“I do not think that there is any evidence that this is a significant mode of transmission or that one bag is better than another,” she told Earther in an email. “That said, the grocery workers are critical… and so it may be worth it to reduce their anxiety.”
Still, that safety may be an illusion. “There’s sort of a myth that plastic is the ultimate pinnacle of sanitation, but that’s not true,” said Schleigal.
In fact, plastic poses a threat to public health both on its own and in the context of the current global pandemic. Most plastic is made from fossil fuels, which release toxic emissions when they’re extracted. Petrochemical plants which turn those fuels into plastic also emit harmful pollutants, and so do incinerators where plastics are burned once they’re thrown out. That can lead to major respiratory issues, cardiovascular disease, and cancer for people living in those areas. And those people in turn are particularly vulnerable to covid-19.
“When you’re looking at the health impacts of plastic, you have to consider the whole life cycle,” Judith Enck, former Environmental Protection Agency regional administrator under President Obama and founder of Beyond Plastics, told Earther.
The fossil fuel industry’s attempt to push plastic use and production started long before the covid-19 pandemic. In recent years, they’ve pushed to build new plants to process ethane, a waste product of fracking that’s used to make plastic. Enck noted that the fossil fuel industry sees “plastic production as their substitute market” as environmentalists push for stronger climate regulations.
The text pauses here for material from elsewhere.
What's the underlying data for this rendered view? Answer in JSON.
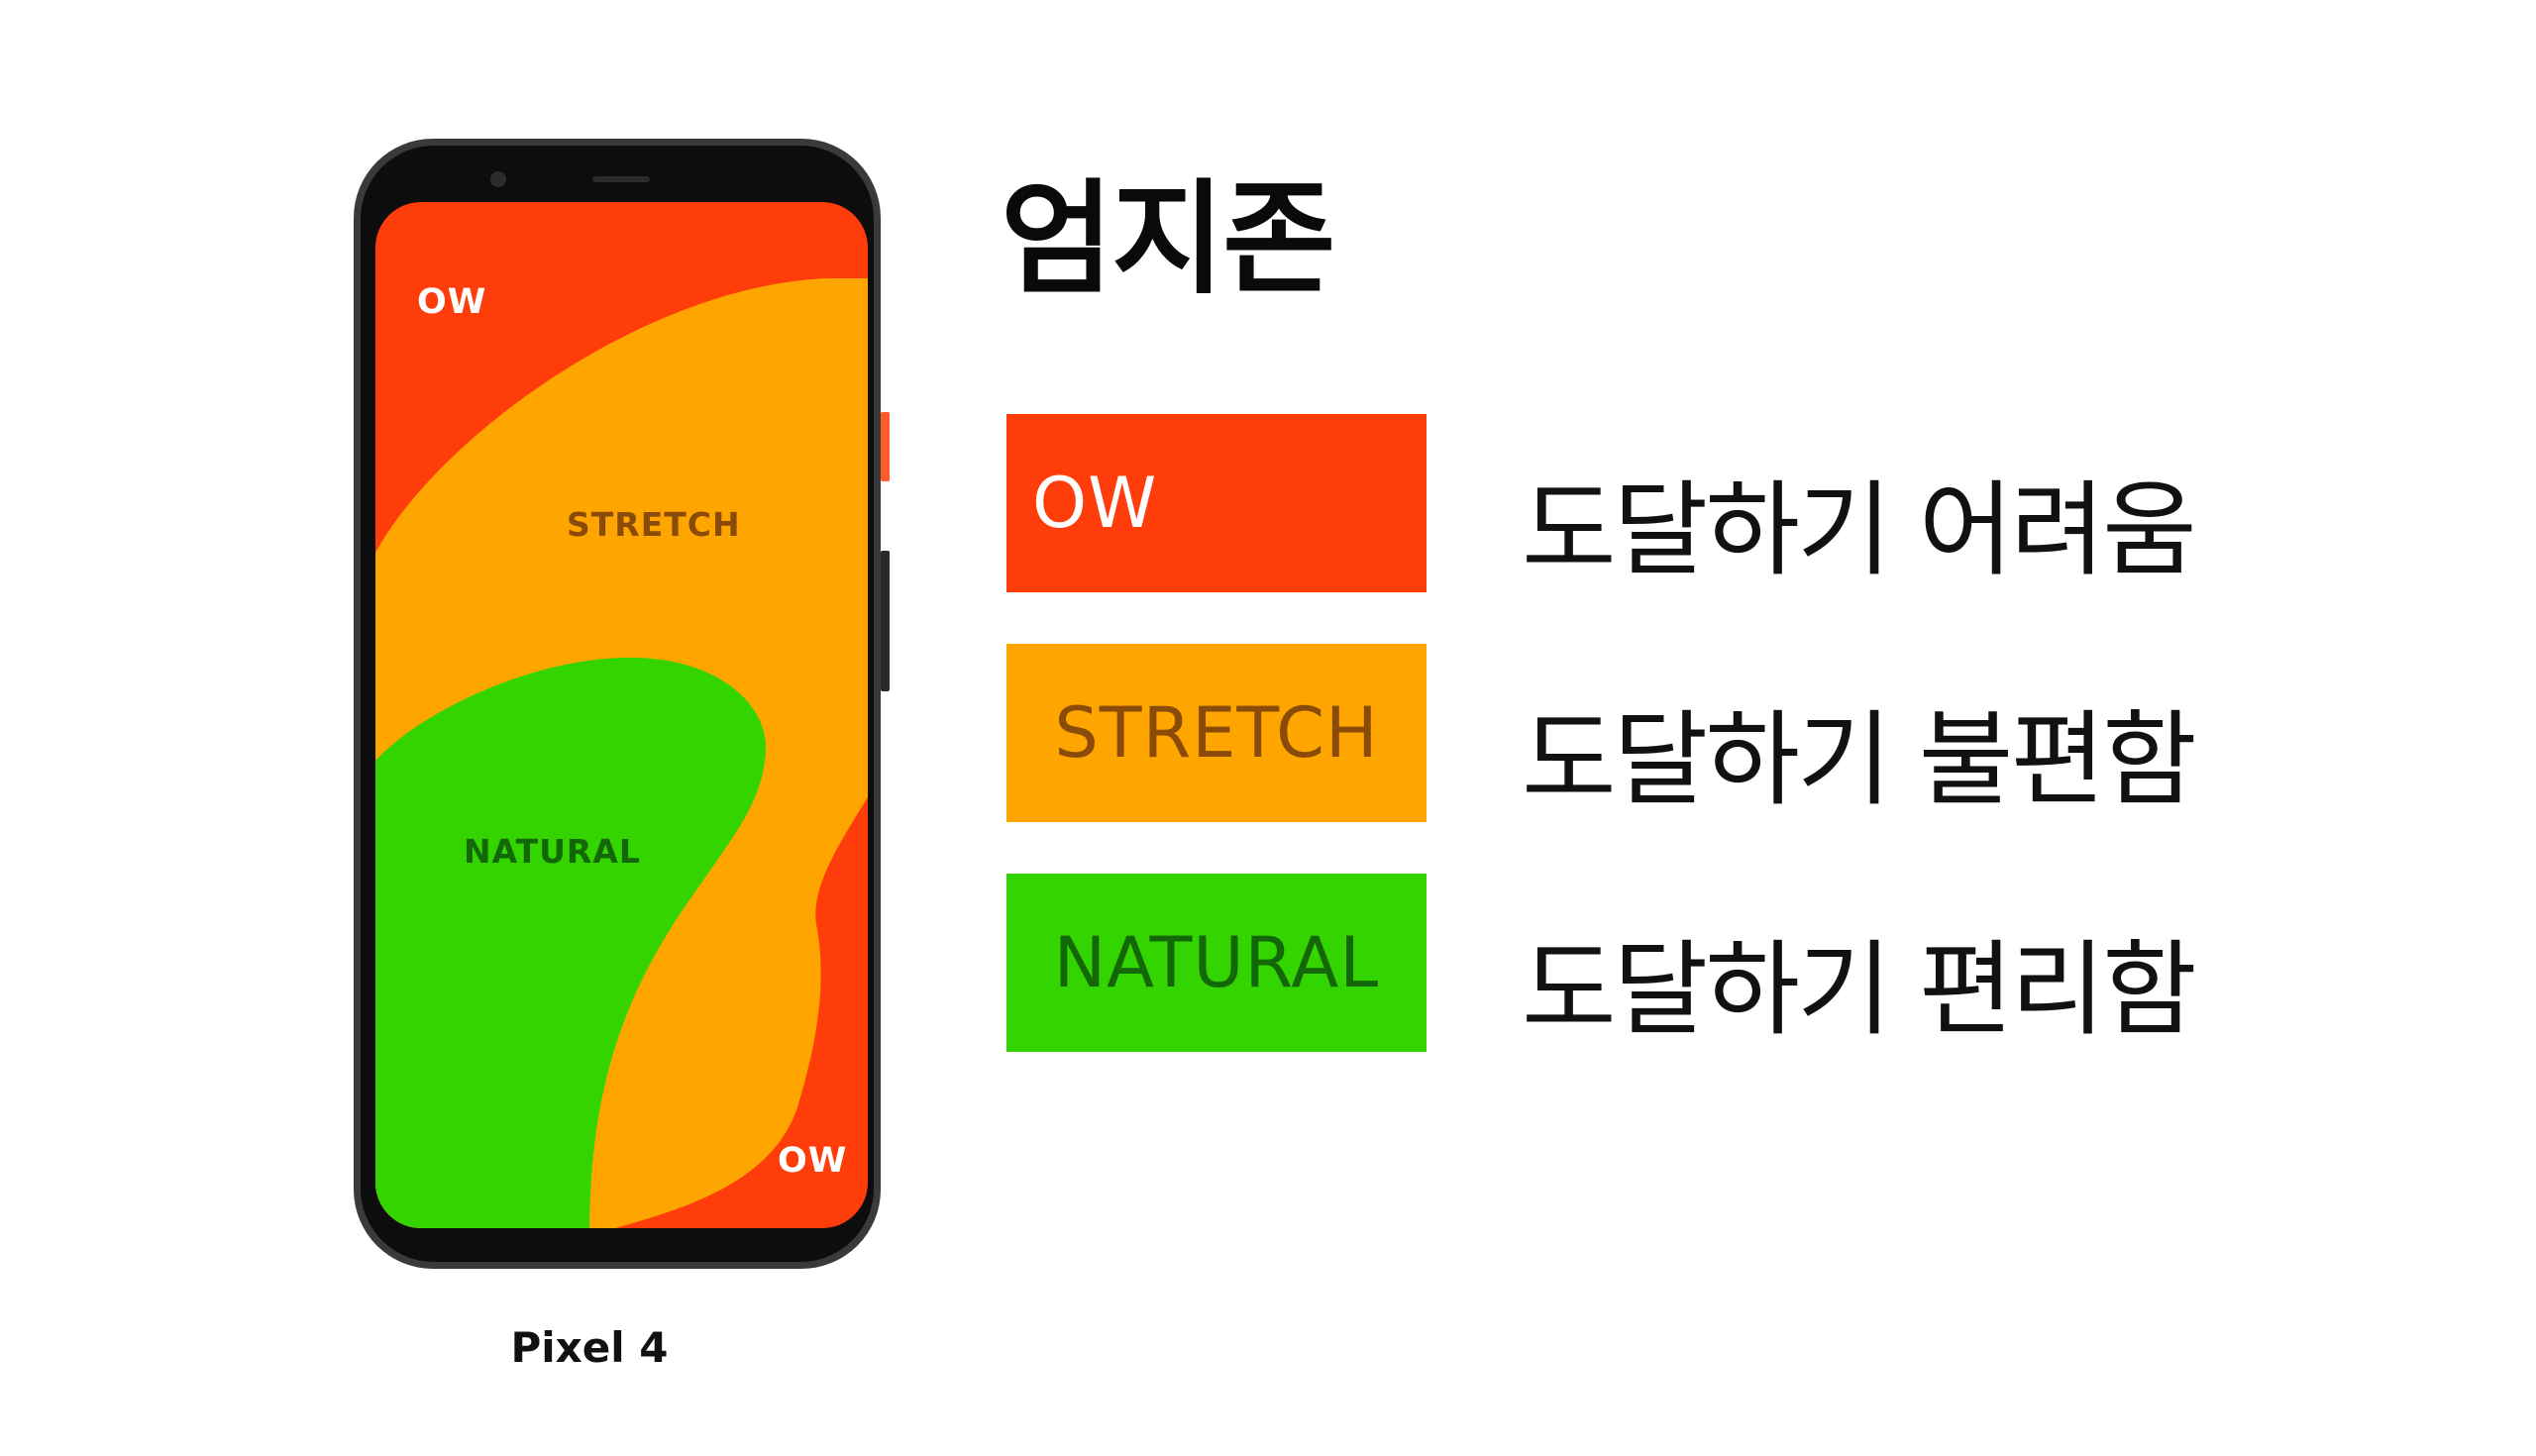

Now, amid the pandemic, oil prices—which were already falling—are reaching record lows. Using covid-19 as a way to fight against bag bans shows one way they’re trying to stem losses.
“We see the plastic industry is attempting to exploit this whole crisis to convince policymakers that reusable products are not responsible,” said Enck.
The temporary delays or rollbacks of single-use plastic bag bans may not be that big an issue if they’re indeed just temporary. The problem will be if the plastics industry succeeds in making them permanent.
“That will be a huge problem,” she said. “Plastics lobbyists are… peddling information which at best is questionable, and they are distracting policymakers who are really scrambling to find real solution to the spread of this virus. Promoting more single use plastics is not much of a solution.”
This content was originally published here.